555 (telephone number)
Telephone numbers with the prefix 555 are widely used for fictitious telephone numbers in North American television shows, films, video games, and other media, although real numbers do exist in this range.
Not all numbers that begin with 555 are fictional—for example, 555-1212 is one of the standard numbers for directory assistance throughout the United States and Canada. In fact, only 555-0100 through 555-0199 are now specifically reserved for fictional use - except for the 800 area code where only 800-555-0199 is reserved - the other numbers have been released for actual assignment.
Area code 555 in the North American Numbering Plan is reserved for Directory Assistance applications.
Fictional usage 
The phone companies began encouraging the producers of television shows and movies to use the 555 prefix for fictional telephone numbers, roughly during the 1960s. One of the earliest uses of a 555 number can be seen in Panic in Year Zero! (1962), with 555-2106. "Rossmore 555", mentioned in Eyes in the Night (1942), may be considered a precursor. In television shows made or set in the mid-1960s or earlier, "KLondike 5" or "KLamath 5" may be used, reflecting the old convention for telephone exchange names.
The number "2368" is a carryover from "EXchange 2368", which was common in old telephone advertisements. This represents "Exchange Central", with 2368 being the numeric version of "CENTral" in alphabetic dialing.
Before "555" or "KLondike-5" gained broad usage, and before mobile phones became commonplace, scriptwriters would sometimes invent fake exchanges starting with words like "QUincy" or "ZEbra", as the letters "Q" and "Z" were not used on the old dial phones.
Real uses of 555 numbers 
Throughout North America, 1-XXX-555-1212 will connect to directory assistance for the specified XXX area code, 1-800-555-1212 will connect to directory assistance for all 1-800 numbers and 1-800-555-1111 will connect to a Bell Canada operator.
In 1994 the North American Numbering Plan Administration began accepting applications for nationwide 555 numbers (outside the fictitious 555-01XX range). This would mean that a consumer from any area code could dial a seven-digit number such as 555-TAXI, and the owners of that number could connect the call to a local car service.
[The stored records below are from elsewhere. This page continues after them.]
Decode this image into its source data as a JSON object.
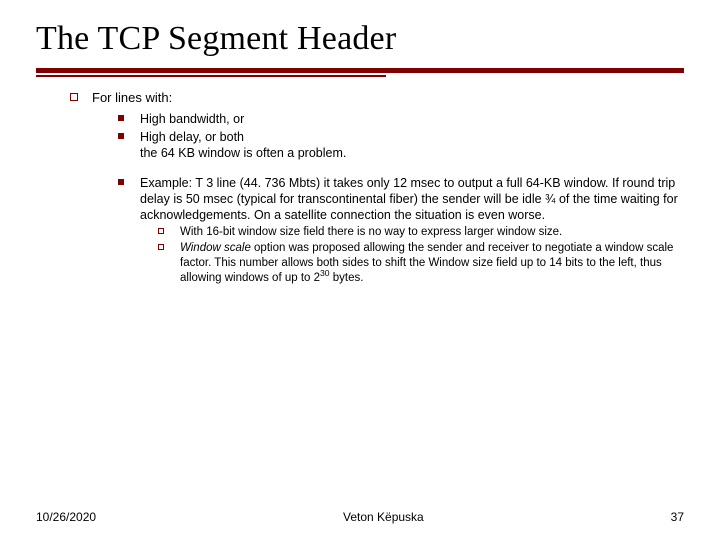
{
  "title": "The TCP Segment Header",
  "lvl1_text": "For lines with:",
  "bullets2": {
    "a": "High bandwidth, or",
    "b": "High delay, or both",
    "b2": "the 64 KB window is often a problem.",
    "c": "Example: T 3 line (44. 736 Mbts) it takes only 12 msec to output a full 64-KB window. If round trip delay is 50 msec (typical for transcontinental fiber) the sender will be idle ¾ of the time waiting for acknowledgements. On a satellite connection the situation is even worse."
  },
  "bullets3": {
    "a": "With 16-bit window size field there is no way to express larger window size.",
    "b_lead_italic": "Window scale",
    "b_rest_pre": " option was proposed allowing the sender and receiver to negotiate a window scale factor. This number allows both sides to shift the Window size field up to 14 bits to the left, thus allowing windows of up to 2",
    "b_sup": "30",
    "b_rest_post": " bytes."
  },
  "footer": {
    "date": "10/26/2020",
    "author": "Veton Këpuska",
    "page": "37"
  }
}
However, according to a 2003 New York Times article, the desired functionality requires the cooperation of local phone authorities, and most phone companies have been reluctant to cooperate.
In 1996 Canadian telephone companies began promoting 555-1313 as "name that number", a pay-per-use reverse lookup which would give a subscriber name if the user entered an area code and a listed telephone number. The fifty-cent information number was initially heavily advertised in area codes +1-604 (BCTel), +1-416 (Bell Canada), +1-506 (NBTel), +1-902 (Maritime T&T) and +1-709 (Newfoundland Tel), but was soon forgotten once Internet sites began providing free reverse lookup tools.
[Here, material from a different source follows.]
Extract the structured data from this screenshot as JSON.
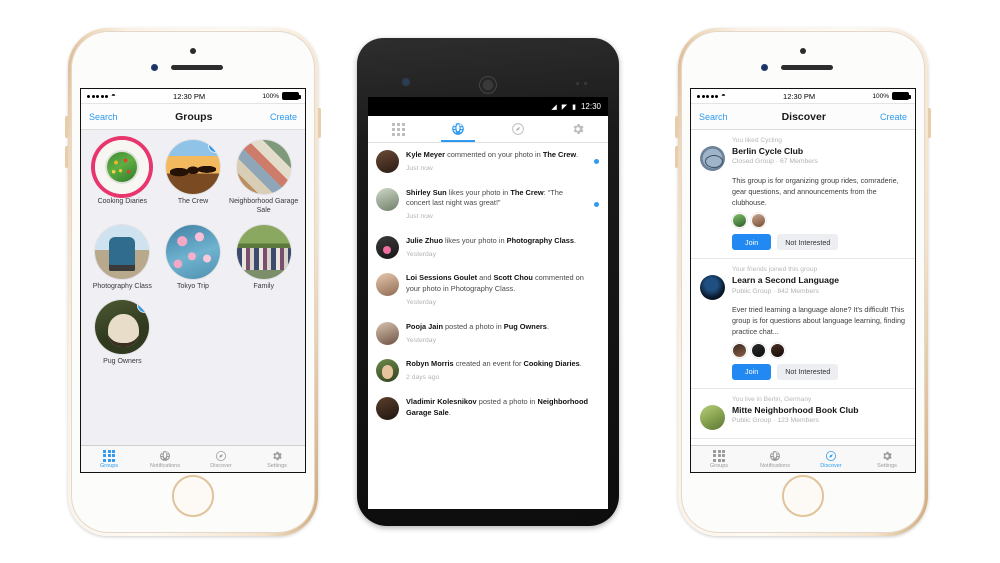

Despite the fact that the service is virtually unavailable so far, most of the available 555 numbers have already been reserved.
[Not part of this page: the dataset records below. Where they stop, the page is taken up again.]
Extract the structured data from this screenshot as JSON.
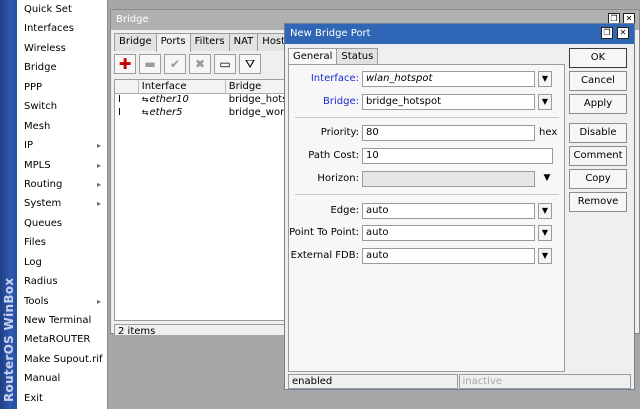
{
  "brand": {
    "text": "RouterOS WinBox"
  },
  "menu": {
    "items": [
      {
        "label": "Quick Set",
        "submenu": false
      },
      {
        "label": "Interfaces",
        "submenu": false
      },
      {
        "label": "Wireless",
        "submenu": false
      },
      {
        "label": "Bridge",
        "submenu": false
      },
      {
        "label": "PPP",
        "submenu": false
      },
      {
        "label": "Switch",
        "submenu": false
      },
      {
        "label": "Mesh",
        "submenu": false
      },
      {
        "label": "IP",
        "submenu": true
      },
      {
        "label": "MPLS",
        "submenu": true
      },
      {
        "label": "Routing",
        "submenu": true
      },
      {
        "label": "System",
        "submenu": true
      },
      {
        "label": "Queues",
        "submenu": false
      },
      {
        "label": "Files",
        "submenu": false
      },
      {
        "label": "Log",
        "submenu": false
      },
      {
        "label": "Radius",
        "submenu": false
      },
      {
        "label": "Tools",
        "submenu": true
      },
      {
        "label": "New Terminal",
        "submenu": false
      },
      {
        "label": "MetaROUTER",
        "submenu": false
      },
      {
        "label": "Make Supout.rif",
        "submenu": false
      },
      {
        "label": "Manual",
        "submenu": false
      },
      {
        "label": "Exit",
        "submenu": false
      }
    ],
    "submenu_arrow": "▸"
  },
  "bridge_window": {
    "title": "Bridge",
    "tabs": [
      "Bridge",
      "Ports",
      "Filters",
      "NAT",
      "Hosts"
    ],
    "active_tab": "Ports",
    "toolbar": {
      "add": "✚",
      "remove": "▬",
      "enable": "✔",
      "disable": "✖",
      "comment": "▭",
      "filter": "⛛"
    },
    "columns": {
      "flag": "",
      "interface": "Interface",
      "bridge": "Bridge"
    },
    "rows": [
      {
        "flag": "I",
        "interface": "ether10",
        "bridge": "bridge_hotspot"
      },
      {
        "flag": "I",
        "interface": "ether5",
        "bridge": "bridge_work"
      }
    ],
    "status": "2 items",
    "window_buttons": {
      "restore": "❐",
      "close": "✕"
    }
  },
  "dialog": {
    "title": "New Bridge Port",
    "tabs": [
      "General",
      "Status"
    ],
    "active_tab": "General",
    "fields": {
      "interface": {
        "label": "Interface:",
        "value": "wlan_hotspot"
      },
      "bridge": {
        "label": "Bridge:",
        "value": "bridge_hotspot"
      },
      "priority": {
        "label": "Priority:",
        "value": "80",
        "unit": "hex"
      },
      "path_cost": {
        "label": "Path Cost:",
        "value": "10"
      },
      "horizon": {
        "label": "Horizon:",
        "value": ""
      },
      "edge": {
        "label": "Edge:",
        "value": "auto"
      },
      "point_to_point": {
        "label": "Point To Point:",
        "value": "auto"
      },
      "external_fdb": {
        "label": "External FDB:",
        "value": "auto"
      }
    },
    "dropdown_glyph": "▼",
    "buttons": {
      "ok": "OK",
      "cancel": "Cancel",
      "apply": "Apply",
      "disable": "Disable",
      "comment": "Comment",
      "copy": "Copy",
      "remove": "Remove"
    },
    "status": {
      "left": "enabled",
      "right": "inactive"
    },
    "window_buttons": {
      "restore": "❐",
      "close": "✕"
    }
  },
  "colors": {
    "title_active": "#2f66b5",
    "title_inactive": "#b0b0b0",
    "label_blue": "#1a2bd0",
    "add_red": "#c90000"
  }
}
In addition, 555 use is restricted only in North America. Neglecting this fact resulted in a lawsuit in the late 1980s: in his daily The Far Side panel, cartoonist Gary Larson included a graffiti of a 555 number by which prank calls could be made to Satan. When the panel was printed in Australia (where 555 was at the time a standard exchange), the owner of the 555 number became the subject of much harassment, and sued Larson and his syndicate for defamation. The suit was unsuccessful.
555 numbers are mentioned in the 1993 action film The Last Action Hero, starring Arnold Schwarzenegger. The character of Danny Madigan (played by Austin O'Brien) tries to convince Schwarzenegger's character that he is inside a movie by pointing out that 555 numbers give at most 9,999 possible telephone numbers (although there are technically 10,000 possible phone numbers, 0000-9999, 1212 is reserved for directory assistance), clearly not enough for all phone users in Los Angeles. Schwarzenegger's character replies that area codes would solve that problem and O'Brien's character drops the subject.
The practice of publishing specific numbers assigned for fictitious use gained demand after some telephone customers were flooded by errant dialers using the phone number popularized by Tommy Tutone with the song 867-5309/Jenny.
See also 
- The Phone Lady. "Telephone ads of the 1940's".
- Biederman, Marcia (2003-02-06). "Personal 555 Number Is Still Mostly Fiction". The New York Times.
- Meade, Peter (May 15, 1996). Canadian telco offers users a handy reverse directory. (British Columbia Telephone Co.). America's Network.
- "555 Line Numbers". NANP Administration.
- "Laughs and Litigation: Taking The Joke Too Far". Radio National. 2001-03-27. Retrieved 2013-01-31.
- "867-5309 is not Jenny". Lakeland (Florida) Ledger. May 16, 1982. p. 2A.
- http://www.gemplumbing.com/contact.html Gem Plumbing Inc. - Plumbing Contractor, Lincoln, Rhode Island.
- Adams, Cecil (1978-07-21). "Why do phone numbers in TV shows and movies all start with 555?". The Straight Dope.